Activity
Look through the lines below for the word "形态特征", and copy every line that has it.

====== Data to use

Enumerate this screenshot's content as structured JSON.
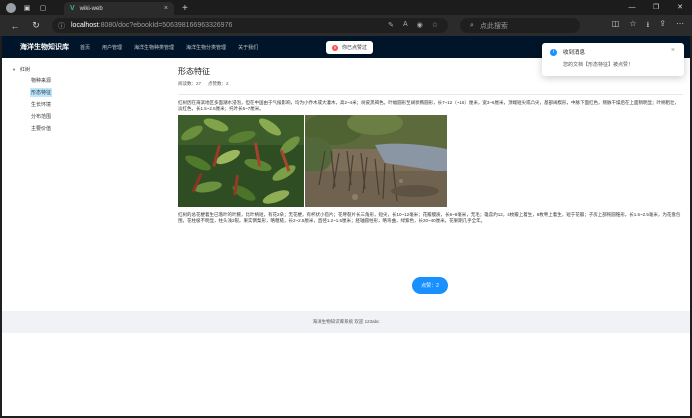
{
  "browser": {
    "tab_title": "wiki-web",
    "tab_close": "×",
    "new_tab": "+",
    "url_host": "localhost",
    "url_path": ":8080/doc?ebookId=506398166963326976",
    "search_placeholder": "点此搜索",
    "window_controls": [
      "—",
      "❐",
      "✕"
    ]
  },
  "app": {
    "brand": "海洋生物知识库",
    "menu": [
      "首页",
      "用户管理",
      "海洋生物种类管理",
      "海洋生物分类管理",
      "关于我们"
    ]
  },
  "toast": {
    "text": "你已点赞过"
  },
  "notification": {
    "title": "收到消息",
    "description": "您的文档【形态特征】被点赞！",
    "close": "×"
  },
  "tree": {
    "root": "红树",
    "children": [
      "物种来源",
      "形态特征",
      "生长环境",
      "分布范围",
      "主要价值"
    ],
    "selected_index": 1
  },
  "doc": {
    "title": "形态特征",
    "read_label": "阅读数：27",
    "vote_label": "点赞数：2",
    "para1": "红树因在海滨地区多面潮水浸泡，但在中国由于气候影响，均为小乔木或大灌木，高2~4米；树皮黑褐色。叶幅圆形至阔状椭圆形，长7~12（~16）厘米，宽3~6厘米，顶端短尖或凸尖，基部阔楔形，中脉下面红色，侧脉干燥后在上面稍明显；叶柄粗壮，淡红色，长1.5~2.5厘米；托叶长5~7厘米。",
    "para2": "红树的总花梗着生已落叶的叶腋，比叶柄短，有花2朵；无花梗，有杯状小苞片；花萼裂片长三角形，短尖，长10~12毫米；花瓣膜质，长6~8毫米，无毛；雄蕊约12，4枚瓣上着生，8枚萼上着生，短于花瓣；子房上部钝圆锥形，长1.5~2.5毫米，为花盘包围，花柱极不明显，柱头浅2裂。果实倒梨形，略粗糙，长2~2.5厘米，直径1.2~1.5厘米；胚轴圆柱形，略弯曲，绿紫色，长20~40厘米。花果期几乎全年。",
    "vote_button": "点赞：2"
  },
  "footer": {
    "text": "海洋生物知识库系统 欢迎 123abc"
  },
  "colors": {
    "header_bg": "#001529",
    "primary": "#1890ff",
    "selected_bg": "#bae7ff",
    "error": "#ff4d4f"
  }
}
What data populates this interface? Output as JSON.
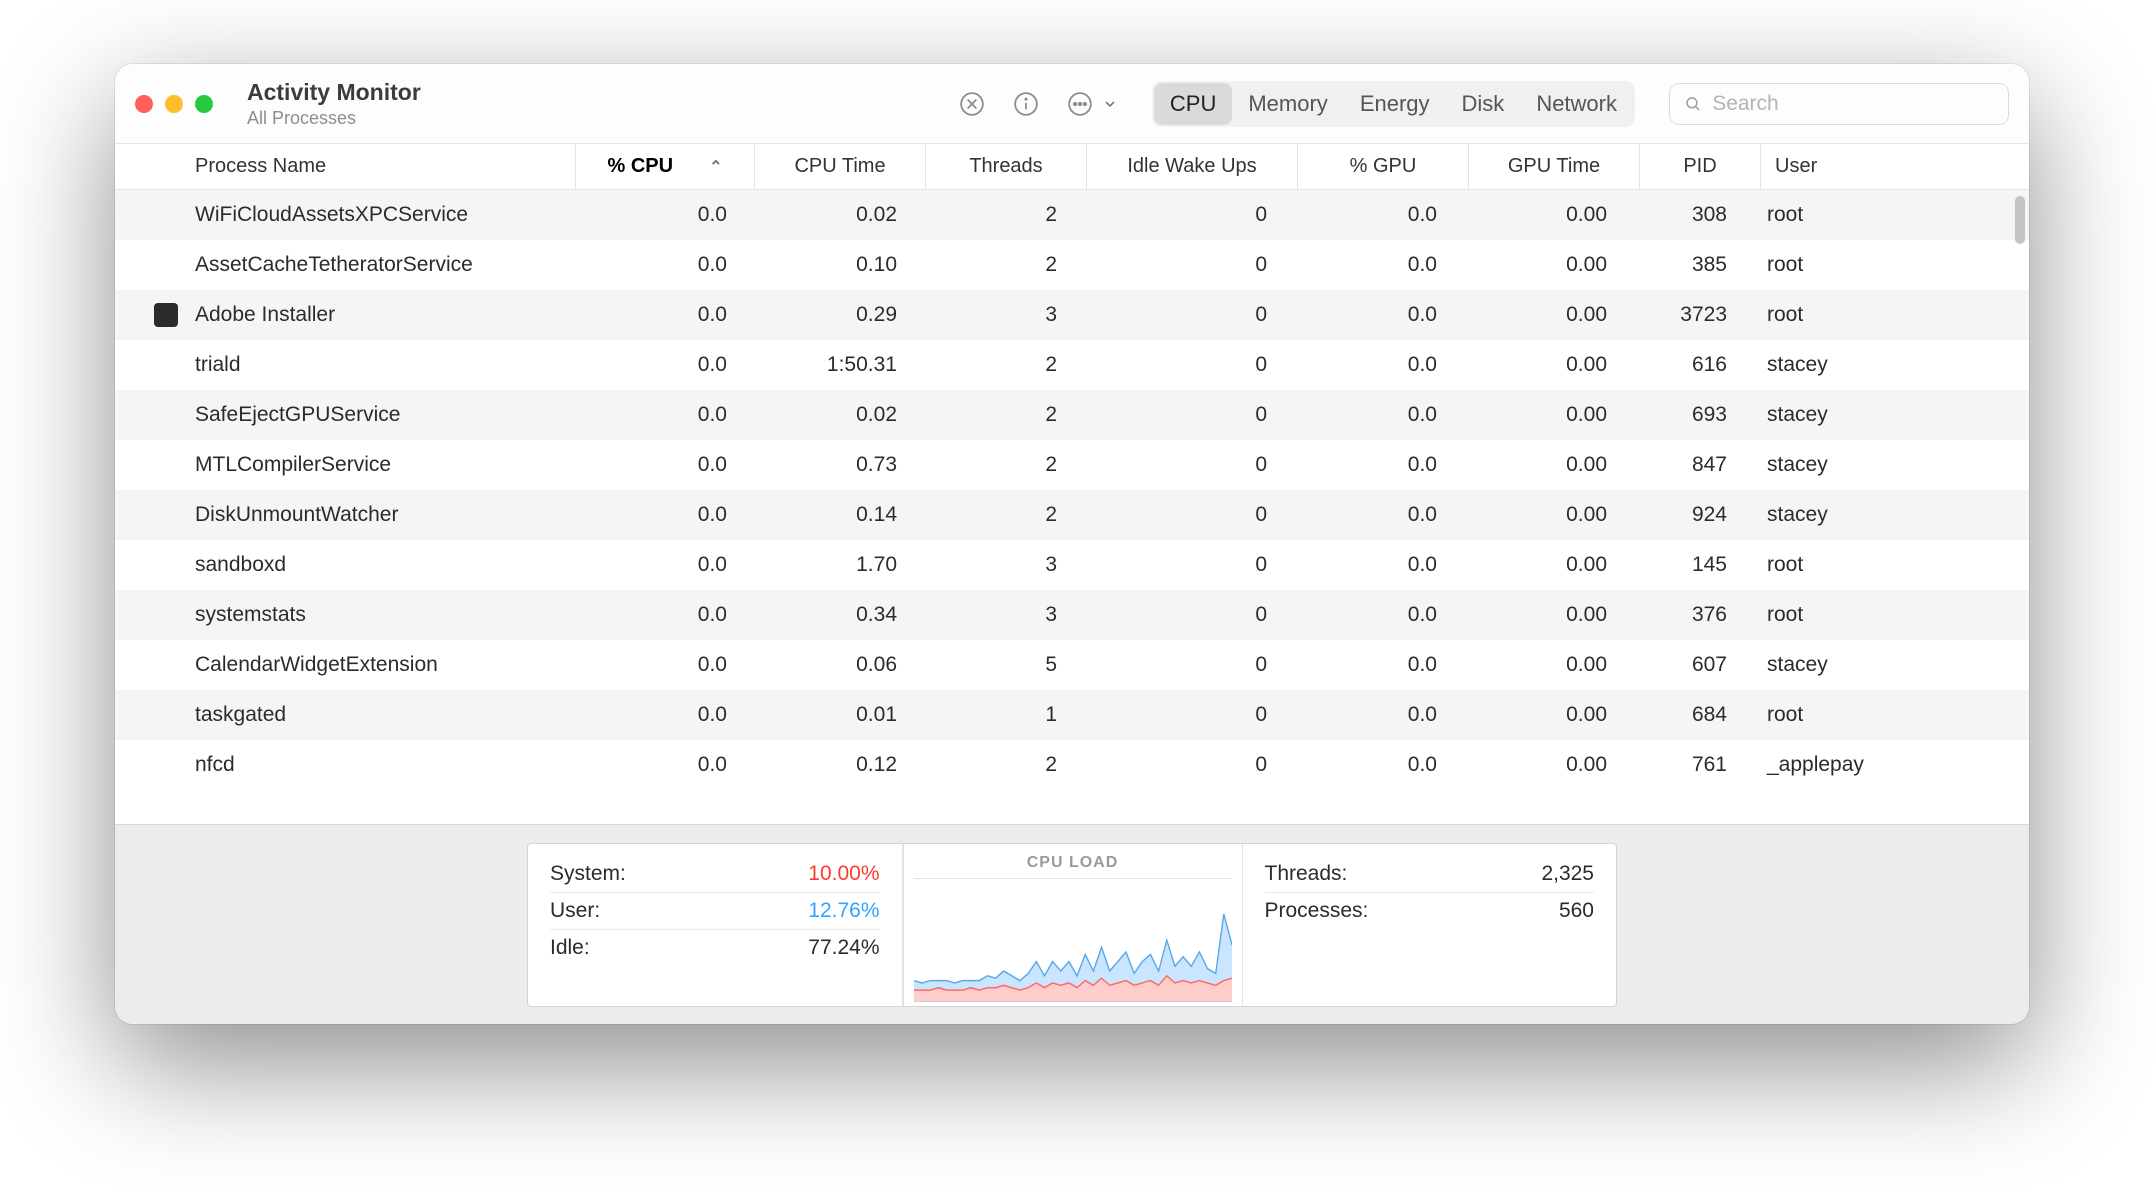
{
  "window": {
    "title": "Activity Monitor",
    "subtitle": "All Processes"
  },
  "toolbar": {
    "tabs": [
      "CPU",
      "Memory",
      "Energy",
      "Disk",
      "Network"
    ],
    "active_tab_index": 0,
    "search_placeholder": "Search"
  },
  "columns": {
    "headers": [
      "Process Name",
      "% CPU",
      "CPU Time",
      "Threads",
      "Idle Wake Ups",
      "% GPU",
      "GPU Time",
      "PID",
      "User"
    ],
    "sort_column_index": 1,
    "sort_direction": "asc"
  },
  "processes": [
    {
      "name": "WiFiCloudAssetsXPCService",
      "cpu": "0.0",
      "cpu_time": "0.02",
      "threads": "2",
      "idle_wake": "0",
      "gpu": "0.0",
      "gpu_time": "0.00",
      "pid": "308",
      "user": "root",
      "icon": null
    },
    {
      "name": "AssetCacheTetheratorService",
      "cpu": "0.0",
      "cpu_time": "0.10",
      "threads": "2",
      "idle_wake": "0",
      "gpu": "0.0",
      "gpu_time": "0.00",
      "pid": "385",
      "user": "root",
      "icon": null
    },
    {
      "name": "Adobe Installer",
      "cpu": "0.0",
      "cpu_time": "0.29",
      "threads": "3",
      "idle_wake": "0",
      "gpu": "0.0",
      "gpu_time": "0.00",
      "pid": "3723",
      "user": "root",
      "icon": "adobe"
    },
    {
      "name": "triald",
      "cpu": "0.0",
      "cpu_time": "1:50.31",
      "threads": "2",
      "idle_wake": "0",
      "gpu": "0.0",
      "gpu_time": "0.00",
      "pid": "616",
      "user": "stacey",
      "icon": null
    },
    {
      "name": "SafeEjectGPUService",
      "cpu": "0.0",
      "cpu_time": "0.02",
      "threads": "2",
      "idle_wake": "0",
      "gpu": "0.0",
      "gpu_time": "0.00",
      "pid": "693",
      "user": "stacey",
      "icon": null
    },
    {
      "name": "MTLCompilerService",
      "cpu": "0.0",
      "cpu_time": "0.73",
      "threads": "2",
      "idle_wake": "0",
      "gpu": "0.0",
      "gpu_time": "0.00",
      "pid": "847",
      "user": "stacey",
      "icon": null
    },
    {
      "name": "DiskUnmountWatcher",
      "cpu": "0.0",
      "cpu_time": "0.14",
      "threads": "2",
      "idle_wake": "0",
      "gpu": "0.0",
      "gpu_time": "0.00",
      "pid": "924",
      "user": "stacey",
      "icon": null
    },
    {
      "name": "sandboxd",
      "cpu": "0.0",
      "cpu_time": "1.70",
      "threads": "3",
      "idle_wake": "0",
      "gpu": "0.0",
      "gpu_time": "0.00",
      "pid": "145",
      "user": "root",
      "icon": null
    },
    {
      "name": "systemstats",
      "cpu": "0.0",
      "cpu_time": "0.34",
      "threads": "3",
      "idle_wake": "0",
      "gpu": "0.0",
      "gpu_time": "0.00",
      "pid": "376",
      "user": "root",
      "icon": null
    },
    {
      "name": "CalendarWidgetExtension",
      "cpu": "0.0",
      "cpu_time": "0.06",
      "threads": "5",
      "idle_wake": "0",
      "gpu": "0.0",
      "gpu_time": "0.00",
      "pid": "607",
      "user": "stacey",
      "icon": null
    },
    {
      "name": "taskgated",
      "cpu": "0.0",
      "cpu_time": "0.01",
      "threads": "1",
      "idle_wake": "0",
      "gpu": "0.0",
      "gpu_time": "0.00",
      "pid": "684",
      "user": "root",
      "icon": null
    },
    {
      "name": "nfcd",
      "cpu": "0.0",
      "cpu_time": "0.12",
      "threads": "2",
      "idle_wake": "0",
      "gpu": "0.0",
      "gpu_time": "0.00",
      "pid": "761",
      "user": "_applepay",
      "icon": null
    }
  ],
  "footer": {
    "system_label": "System:",
    "system_value": "10.00%",
    "user_label": "User:",
    "user_value": "12.76%",
    "idle_label": "Idle:",
    "idle_value": "77.24%",
    "load_title": "CPU LOAD",
    "threads_label": "Threads:",
    "threads_value": "2,325",
    "processes_label": "Processes:",
    "processes_value": "560"
  },
  "chart_data": {
    "type": "area",
    "title": "CPU LOAD",
    "xlabel": "",
    "ylabel": "",
    "ylim": [
      0,
      50
    ],
    "x": [
      0,
      1,
      2,
      3,
      4,
      5,
      6,
      7,
      8,
      9,
      10,
      11,
      12,
      13,
      14,
      15,
      16,
      17,
      18,
      19,
      20,
      21,
      22,
      23,
      24,
      25,
      26,
      27,
      28,
      29,
      30,
      31,
      32,
      33,
      34,
      35,
      36,
      37,
      38,
      39
    ],
    "series": [
      {
        "name": "System",
        "color": "#ff6b64",
        "values": [
          5,
          5,
          5,
          6,
          5,
          5,
          5,
          6,
          5,
          6,
          6,
          7,
          6,
          5,
          6,
          8,
          6,
          8,
          7,
          8,
          6,
          9,
          7,
          10,
          7,
          8,
          9,
          7,
          8,
          9,
          7,
          11,
          8,
          9,
          8,
          9,
          8,
          7,
          9,
          10
        ]
      },
      {
        "name": "User",
        "color": "#6cb8ff",
        "values": [
          4,
          3,
          4,
          3,
          4,
          3,
          4,
          3,
          4,
          5,
          4,
          6,
          5,
          4,
          6,
          9,
          5,
          9,
          6,
          9,
          5,
          11,
          6,
          13,
          6,
          9,
          12,
          5,
          9,
          11,
          6,
          15,
          7,
          10,
          7,
          12,
          6,
          5,
          28,
          14
        ]
      }
    ]
  }
}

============

Exercise answer
    "description": "您的文档【形态特征】被点赞！",
      "形态特征",
    "title": "形态特征",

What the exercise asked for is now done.